  Myers & Cox     Biography    
Recorded: 31 May 2003

Rick Myers: Well, he encouraged—I mean when he started this, I’m sure he thought I should go out and recruit or get people to be interested in this because it was a risk, right? I mean this is a very different way to build a center in biology. Back then it was almost unheard of. And it was a risk. And so he had to make sure that he got people who would be interested in doing this and dedicated to it.

David Cox: I mean it’s not that Jim gave—I mean this was peer-reviewed stuff. So I mean it’s not like Jim figured out, you know, who was going to run a genome center. But he did go around and basically it was just like, you know, recruiting for the Army. You know the Uncle Sam thing. You know, America wants you! So that was Jim. But that as a result of that we were already doing genetics, but not really the human genome project.

Rick Myers: That’s right, that’s right.

David Cox: And so that was really an important aspect of our lives because it broadened out the basic biological and genetic research we were doing into the context of the genome project. And that I don’t think that we would have gone to Stanford if we hadn’t done that in addition to our regular human genetics research.

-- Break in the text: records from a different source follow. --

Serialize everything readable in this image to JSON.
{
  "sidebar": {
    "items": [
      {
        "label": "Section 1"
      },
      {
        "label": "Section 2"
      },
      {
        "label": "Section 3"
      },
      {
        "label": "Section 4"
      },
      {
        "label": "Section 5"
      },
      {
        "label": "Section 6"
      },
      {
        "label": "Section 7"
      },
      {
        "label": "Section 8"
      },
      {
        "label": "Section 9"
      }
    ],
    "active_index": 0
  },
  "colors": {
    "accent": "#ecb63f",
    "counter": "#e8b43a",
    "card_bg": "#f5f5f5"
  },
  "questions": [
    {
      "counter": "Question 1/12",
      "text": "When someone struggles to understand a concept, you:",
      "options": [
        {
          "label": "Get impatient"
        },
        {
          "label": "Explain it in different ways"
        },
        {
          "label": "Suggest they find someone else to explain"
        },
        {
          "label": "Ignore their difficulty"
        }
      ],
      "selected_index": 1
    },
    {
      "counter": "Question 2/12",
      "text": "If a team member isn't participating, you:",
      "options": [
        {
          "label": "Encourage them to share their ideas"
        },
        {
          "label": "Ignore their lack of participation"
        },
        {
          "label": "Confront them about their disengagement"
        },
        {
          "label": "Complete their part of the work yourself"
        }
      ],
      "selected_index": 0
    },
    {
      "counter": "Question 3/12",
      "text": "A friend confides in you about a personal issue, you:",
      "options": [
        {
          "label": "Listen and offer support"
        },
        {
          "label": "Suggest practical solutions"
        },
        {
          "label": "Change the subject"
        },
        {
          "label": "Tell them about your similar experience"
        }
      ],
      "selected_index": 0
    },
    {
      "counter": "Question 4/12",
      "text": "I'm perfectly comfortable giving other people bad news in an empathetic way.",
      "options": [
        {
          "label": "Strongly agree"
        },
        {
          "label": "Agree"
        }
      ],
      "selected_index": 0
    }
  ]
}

Rick Myers: That’s right. And then also Stanford embraced it. I mean the idea of having—they already had another genome center from the one that David Botstein and Ron Davis were running at the time. Then this David and I went there and set the one up which we called the Stanford Human Genome Center. And that was a key part to going there. I mean that was, and it continues to be—David and I ran that together until he left and what year did you leave?

David Cox: 2000.

David Cox received B.A. and M.S. degrees from Brown University and M.D. and Ph.D. degrees from the University of Washington. From 1980 to 1993, Dr. Cox held faculty positions in the Departments of Pediatrics, Biochemistry and Psychiatry at the University of California San Francisco. In 1993, he became Professor of Genetics and Pediatrics at the Stanford University School of Medicine as well as the Co-director of the Stanford Genome Center.

Dr Cox was a co-founder of Perlegen, and has been Chief Scientific Officer of the Company since its formation in 2001. He has served on several international and national councils and commissions including the Council of the Human Genome Organization (HUGO) and the National Bioethics Advisory Commission (NBAC). He presently serves as a member of the Health Sciences Policy Board of the Institute of Medicine. Dr Cox's honors include election to the Institute of Medicine of the National Academy of Sciences.

Cox was a member of one of the first groups to begin sequencing the human genome. His relationship with Watson developed from his interest in Cox’s innovative approach to sequencing, called radiation hybrid mapping.

He attended the 68th Cold Spring Harbor symposium to celebrate the completion of the rough draft of the human sequence.

Richard Myers, biochemist and geneticist, is currently Director of the HudsonAlpha Institute for Biotechnology in Huntsville, Alabama.

Following his undergraduate degree in biochemistry from the University of Alabama (B.S., 1977), Dr. Myers earned his Ph.D. in Biochemistry from the University of California at Berkeley (1982) with Robert Tjian. His postdoctoral work was performed at Harvard University with Tom Maniatis. In 1986 he joined the faculty of the University of California at San Francisco, and remained there until 1993 when he moved to Stanford University School of Medicine. He had been Professor and Chair of the Department of Genetics and Director of the Stanford Human Genome Center until July 2008 when he was named to his current position.

Dr. Myers is a member of numerous committees concerned with human genetic diseases and the Human Genome Project including the Genome Resources and Sequencing Prioritization Panel (GRASPP) and is Chair of the Genome Research Review Committee of the National Human Genome Research Institute of the National Institutes of Health. He is also a member of the Biology and Biotechnology Program Advisory Committee of the U.S. Department of Energy. Dr. Myers has received numerous awards including the Pritzker Foundation Award (2002), the Darden Lecture Award from the University of Alabama (2002), the Wills Foundation Award (1986-2001) and was a Searle Scholar (1987-1990).

Myers was involved in every human genome meeting at Cold Spring Harbor Laboratory and has attended CSHL symposia since 1986.